After decades of service to the ASU community, Herb and Laura Roskind’s latest gift creates new opportunities for students
Since 1997, husband and wife Herb and Laura Roskind have been a part of the Arizona State University community in myriad ways, having a profound impact on students within The College of Liberal Arts and Sciences and across the university. In recognition of their ongoing commitment to student success, The College dedicated the Great Hall in Armstrong Hall on the Tempe campus in their name on Wednesday evening.
“I really see the Roskind Great Hall being the focal point, the nexus, for all students,” said Laura Roskind. “As they spend their four years as an undergraduate or a graduate student, at some point they do pass through that hall, and I'm hoping that will have great meaning for students, whatever they do in the future, and to sustain a sense of curiosity and learning all through their lives.”
The Roskinds’ long relationship with ASU began when they moved from Massachusetts to Arizona after Herb retired. As they were looking for a way to get involved in their community, the couple decided to take several courses.
From there, they connected with faculty members, and Herb was asked to lend his expertise in global commodity trading to a textbook. This grew into Herb teaching Global Trade in Real Time — a course that emphasizes the role of cultural differences in global trade negotiations — in the School of Politics and Global Studies (SPGS). Herb has now taught the course as a faculty associate for over a decade, but his impact extends far beyond the classroom.
“More than what he teaches students in the classroom — what’s made a tremendous impact to our SPGS students is Herb’s mentorship, which doesn’t end when his course ends,” said Magda Hinojosa, director of the School of Politics and Global Studies. “Ten, 12 years later, he’s still keeping in touch with his former students and providing advice.”
In addition to Herb’s involvement as a faculty member, the Roskinds have been actively involved with a number of university initiatives. They serve on The College Dean’s Council, the Institute of Human Origins' (IHO) research council and executive board, the ASU President's Club and the Cornerstone Society, and are involved with the School of Earth and Space Exploration, the Center for the Study of Religion and Conflict and the Walter Cronkite School of Journalism and Mass Communication.
For over five years, Laura served as an ASU trustee and will soon rejoin as a trustee this August. She also initiated the implementation of several other dean and directors boards across the university, of which she also serves as a member, including for the ASU Art Museum, the School of Politics and Global Studies, the School for the Future of Innovation in Society, and the Herberger Institute for Design and the Arts Dean's Creativity Council.

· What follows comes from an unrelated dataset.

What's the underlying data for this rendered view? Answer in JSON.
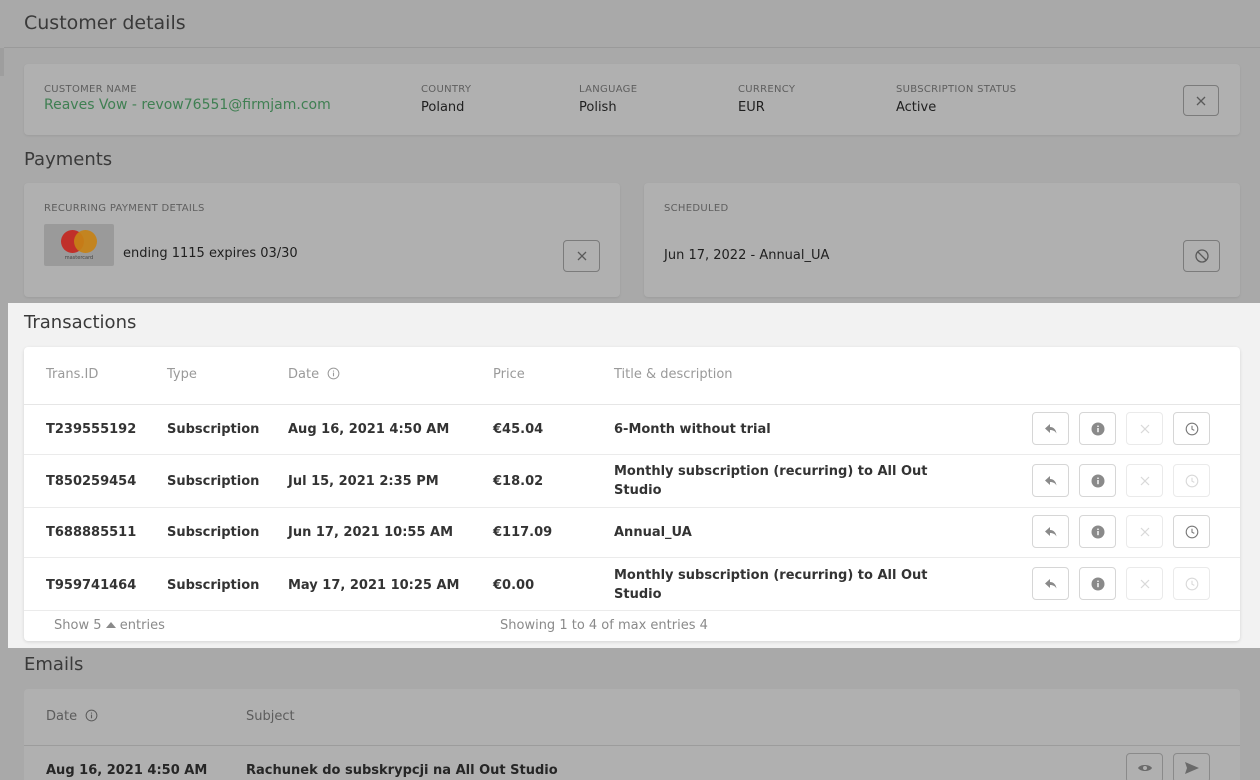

“Herb and Laura’s philanthropy and dedication to IHO, including their service as executive board and various committee members, has been really significant to the success of IHO’s faculty research, graduate student training and general operations of the institute,” said Yohannes Haile-Selassie, director of the Institute of Human Origins. “I believe they will do everything possible to make sure that IHO remains the global leader in human origins research. This is their vision, and their vision is IHO’s vision as well.”
The couple has invested in several programs within The College, including the Early Start program, a free, two-week immersion program for first-year students that helps them prepare for the transition to ASU.
Their most recent gift will help to expand the efforts of The College’s Futures Center, with the development of new paid internships and mentorship opportunities for students across The College. In addition, the gift will help to strengthen programming to support students as they prepare to graduate and go into the workforce.
“This gift by Herb and Laura Roskind is allowing us to provide financial support to many students who need financial assistance to make those internships work,” said Patrick Kenney, dean of The College of Liberal Arts and Sciences. “The pathway from the beginning to the end of college is a complete avenue for which The College is working all the time — getting them started well, getting them finished well — we’re happy to name the Great Hall after them.”
Moving forward, the Roskinds are eager to find new ways to offer support to The College and continue advancing access and opportunities for all students.
Top photo: Laura Roskind cuts the ceremonial ribbon at the dedication of the Roskind Great Hall in Armstrong Hall on the Tempe campus on Wednesday evening. Her husband, Herb (right), and Patrick Kenney, dean of The College of Liberal Arts and Sciences, clap behind her. Photo by Max Conacher/The College